My memory of the ending is when we get that photo of all four Beatles (1969 photoshoot) amidst a white background, and one by one, slowly, each member fades out of the shot till there’s no one left but that white background. Dunno why, but I always liked that… a nice touch.
Oh yeah! I loved that too. IIRC, John faded out first because he left the band first, and Paul was the last to fade, being the one who tried to keep it going. I really have to watch this again soon.
The image of the photo fading is so vivid in my mind that when I saw your post, I thought you must have been mistaken, because that sequence was from the Anthology (which I’ve seen more recently). But you’re right, of course–just goes to show how memorable the Beatles Compleat was. I rented the VHS tape in the late 1980s and copied it onto a super 8 cassette using my dad’s camcorder. I all but memorized it (“nothing much ever came from Liverpool”; “it was a party, or the opening of a club somewhere…”), and, like everyone here, loved Malcolm McDowell’s narration. Because of this doc, his voice always inspires warm feelings for me, so seeing Clockwork Orange a few years later was a confusing experience.
Haha, that’s the first film that comes to mind when I think of Malcolm McDowell. But I didn’t see Clockwork until years after watching the Beatles documentary. I was first introduced to McDowell in the movie Cat People, which happened to come out the same year as Compleat and which I had seen before the documentary, thankfully.
I just got done watching this again. Brings back fond memories. But I didn’t recall this part which to me was unintentionally funny:

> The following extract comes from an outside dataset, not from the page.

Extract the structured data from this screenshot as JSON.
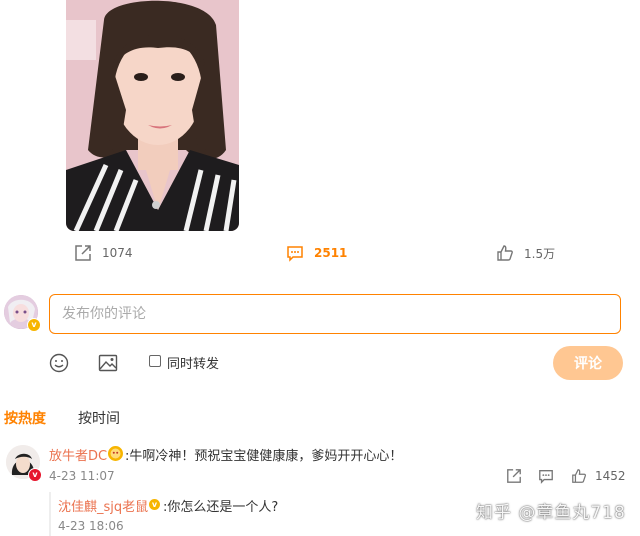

George Martin: “The one side [Abbey Road] that Paul and I worked on mainly was the connected one, and that had slightly reluctant contributions from John, because he didn’t really like production…
… “Because” playing in the background…
“He liked good old rock ‘n roll.”
Thanks for the link to “The Compleat Beatles”. The last time I tried to watch my VHS copy, a lot of years ago, I found it had gone wonky and wouldn’t play correctly. Would like to watch it again.